I sighed. I cussed. I did everything except what I should have done at this stage: turn the darned thing into dumpling mix and fry up dem suckers to go with the ackee and saltfish that Little Master was going to prepare later that evening. But no. I am a hero and I was going to have banana pie made from scratch. So I took that “pastry” ball and wrapped it up in saran wrap and placed in the fridge. I was sure that in the morning, it would be firm enough to roll out and make my pie.
So at the appointed time Christmas day, kitchen smelling like heaven with all the other savouries being baked, simmered and seared, I trepidaciously removed my pie crust ball from the fridge. It was hard as rock. You see, all that butter had behaved like butter does in the fridge: it got hard. I dropped the ball with a thud on the kitchen counter. My shoulders dropped.
“Rachael! Please come here.” I was standing as still as a statue, head bowed, shoulders drooping.
She runs into the kitchen.
“What ,Mummy?
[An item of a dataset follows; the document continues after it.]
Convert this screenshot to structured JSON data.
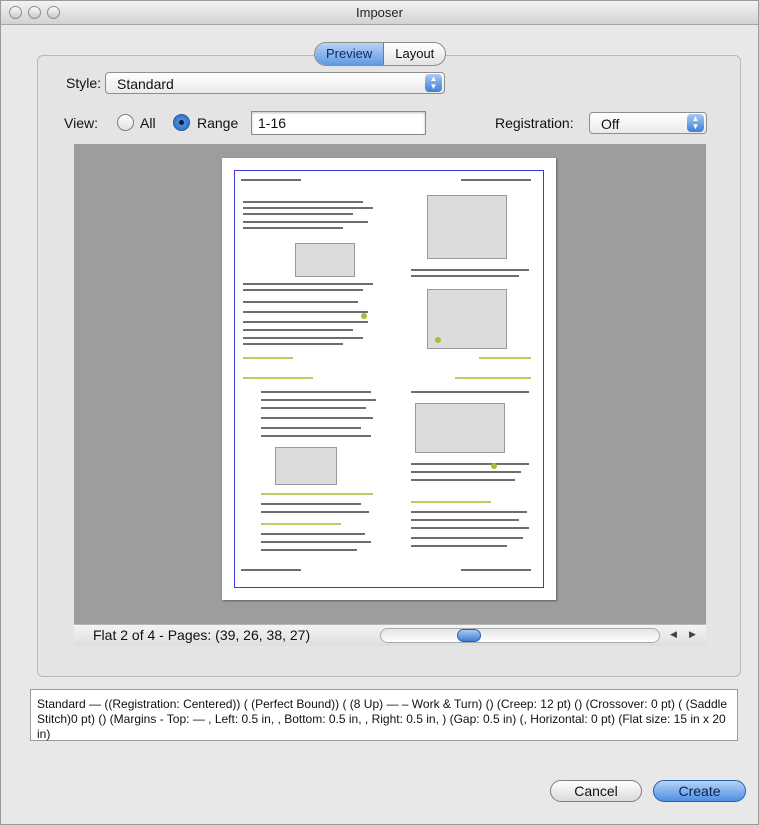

What happen? What’s wrong?”
“Rachael. Feel this.”
I rolled the ball of pastry along the counter to her. She touched it. She held it in her hand and looked at me with eyes and mouth wide open.
“OMG! What you gonna do? Maybe you can soften it up in the microwave.“
The microwave, People. Pastry. My breath was coming in shallow, ragged gasps. I struggled to hold back the tears.
I waved her away. By this time she is doubled over with laughter asking me the same damned question repeatedly: “What you going to do?“
KMT. I am going to make and eat banana pie. Hook or crook. We had other dessert options you know: Christmas cake, red velvet cup cakes and ice cream. But. I. Wanted. Banana. Pie. Made. From. Scratch. Awoe.
I gave the cannon ball 10 minutes to chill out (ha!) and then I squared my shoulders and went to work. I pressed out that sucker. I added flour. I rolled it like I was laying asphalt. I managed to line the pie dish. I gloated: HA! GOTCHA! I sliced, I layered, I sugared and sprinkled. Yes, indeed… I was halfway there. Grandma’s method calls for complete covering of the pie with pastry, small vents snipped to allow steam to escape. Could I get a uniform, continuous sheet of pastry to do this? After rolling and recombining and rolling again 3 times (can someone say dumpling?) I decided to make a lattice top. Lemme stop here. They say a picture is worth a thousand words. Here’s the finished product: the Ugliest Pie Ever.
|The Ugliest Pie Ever|
Needless to say, when dessert time rolled around, I didn’t present this finished product. My kids were like: “Don’t worry, Mummy…I’m sure it’s delicious.” I sliced up that sucker in hiding, plated and presented with flourish. Hallelujah!!! It was DELICIOUS! The crust was flaky and buttery. The filling was perfect. I had only this pie with a little ice cream for my own dessert. I think the others agreed with my delicious verdict too:
|What was left of the Ugliest Pie ever at the end of Christmas Day|
All in all, Christmas day dinner was a success. I felt more confident dealing with the entrees and had no issue whatsoever presenting:
So…where do I go from here?
Option 1: buy the damned pie crust next time.
Option 2: Buy a kitchen scale, look up some tutorial videos on YouTube and become a pie making champion. I hate losing, and I hate the idea that anything in the kitchen if off limits to me.
Option 3: Outsource the entire pie making activity. Toni’s daughter or my niece Ileanna are one hundred miles ahead of me in this department.
I’ll put this whole sordid affair out of my mind for at least three months then… well…we’ll see…